The biology of the plant parasitic nematodes Paratylenchus nanus and Paratrichodorus minor in soil under pasture : a thesis presented in partial fulfillment of the requirements for the degree of Doctor of Philosophy at Massey University
The plant parasitic nematodes Paratylenchus nanus and Paratrichodorus minor
were identified from soi ls under grazed pasture in the Waikato region of New Zealand.
Host range testing showed that all hosts of P. nanus were grasses, while P. minor hosts
included both grasses and clovers.
Several variations to the Whitehead and Hemming tray extraction method were
compared. The optimum variant was found to yield ca 75% of the total nematode fauna.
Sampling of P. nanus populations from 0-10 cm and 10-20 cm soi l depth showed
that the abundance of P. nanus peaked in summer. A Population Age Index, based on
developmental stages, showed P. nanus population age increased from a minimum in
spring to maximum in winter. Positive correlations occurred with soil temperature and
negative correlations with soil moisture and rainfall. Accumulated temperature and
rainfall (Activity Index) was correlated with P. nanus abundance. Evidence is presented
for density-dependence in the P. nanus population at 0-10 cm depth. Multiple
regression models were fitted and results are discussed in terms of population dynamics.
Seedlings of five grasses were inoculated with one of three rates of P. nanus.
There was a deleterious effect of the high rate of P. nanus inoculum on shoot dry matter
only for Lolium perenne infected with a selected Neotyphodium sp. endophytic fungus
(AR37+). Sampling of soil beneath grazed pasture determined the relationship of P.
nanus populations with mature L. perenne plants. For all samplings, AR37+ supported a
consistently greater abundance of P. nanus than other plants. Dry matter production and
root mass data suggest that greater root production by AR37+ was partly responsible for
the greater abundance of P. nanus beneath these plants. Implications for field sowing of
AR37+ in the presence of P. nanus populations are discussed.
Sampling in soil from a second grazed pasture which contained populations of
both P. minor and P. nanus showed the P. minor population had no seasonal periodicity
while P. nanus had distinct spring and summer peaks. P. minor abundance was
correlated with rainfall and Activity Index. There was no evidence for competition
occurring between these two nematodes at the population levels studied.
This thesis is written as a senes of papers, which follow the format of the
international journal Nematology (Koninklijke Brill NV, Leiden). Therefore, each

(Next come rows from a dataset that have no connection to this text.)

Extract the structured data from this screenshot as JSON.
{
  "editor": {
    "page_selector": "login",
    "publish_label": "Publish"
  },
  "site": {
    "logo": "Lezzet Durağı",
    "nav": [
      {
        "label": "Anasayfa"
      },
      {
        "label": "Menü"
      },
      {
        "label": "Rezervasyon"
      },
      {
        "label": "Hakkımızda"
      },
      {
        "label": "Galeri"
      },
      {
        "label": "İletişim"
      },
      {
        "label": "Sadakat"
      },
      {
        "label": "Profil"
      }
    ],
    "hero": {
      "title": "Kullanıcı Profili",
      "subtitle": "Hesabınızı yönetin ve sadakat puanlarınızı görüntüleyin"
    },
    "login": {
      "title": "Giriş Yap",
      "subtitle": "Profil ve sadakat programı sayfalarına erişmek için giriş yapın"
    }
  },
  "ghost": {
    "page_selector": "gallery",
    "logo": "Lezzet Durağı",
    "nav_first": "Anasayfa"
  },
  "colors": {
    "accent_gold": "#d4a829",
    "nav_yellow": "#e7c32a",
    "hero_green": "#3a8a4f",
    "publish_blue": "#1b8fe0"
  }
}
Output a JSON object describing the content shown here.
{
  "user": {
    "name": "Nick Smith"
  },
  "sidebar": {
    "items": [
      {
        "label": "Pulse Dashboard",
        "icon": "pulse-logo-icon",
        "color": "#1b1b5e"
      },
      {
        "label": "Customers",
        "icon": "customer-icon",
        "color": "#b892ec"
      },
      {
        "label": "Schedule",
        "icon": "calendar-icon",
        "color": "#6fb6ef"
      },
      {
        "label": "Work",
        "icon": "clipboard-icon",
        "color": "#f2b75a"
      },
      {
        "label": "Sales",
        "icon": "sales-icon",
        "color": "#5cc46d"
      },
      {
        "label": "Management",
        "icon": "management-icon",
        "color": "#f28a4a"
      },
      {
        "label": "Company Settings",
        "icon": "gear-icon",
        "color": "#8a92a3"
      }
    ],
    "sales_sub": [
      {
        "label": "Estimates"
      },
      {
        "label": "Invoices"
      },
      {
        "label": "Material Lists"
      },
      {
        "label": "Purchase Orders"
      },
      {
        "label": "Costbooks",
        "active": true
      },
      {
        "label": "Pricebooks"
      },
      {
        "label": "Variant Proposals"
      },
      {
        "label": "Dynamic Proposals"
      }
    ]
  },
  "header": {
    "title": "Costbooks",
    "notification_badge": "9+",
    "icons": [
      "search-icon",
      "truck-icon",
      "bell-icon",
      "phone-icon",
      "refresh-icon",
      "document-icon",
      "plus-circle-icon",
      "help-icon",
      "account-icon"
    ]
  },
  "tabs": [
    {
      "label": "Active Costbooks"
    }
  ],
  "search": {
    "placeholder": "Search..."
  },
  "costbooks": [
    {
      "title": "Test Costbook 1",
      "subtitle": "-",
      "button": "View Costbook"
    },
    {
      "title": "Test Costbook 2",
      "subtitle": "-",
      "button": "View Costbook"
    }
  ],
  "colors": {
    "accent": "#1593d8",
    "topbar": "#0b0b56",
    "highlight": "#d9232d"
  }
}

chapter contains Summary, Keywords, Introduction, Materials and Methods, Results,
Discussion and References. The General Introduction and General Discussion chapters
are additional to this format.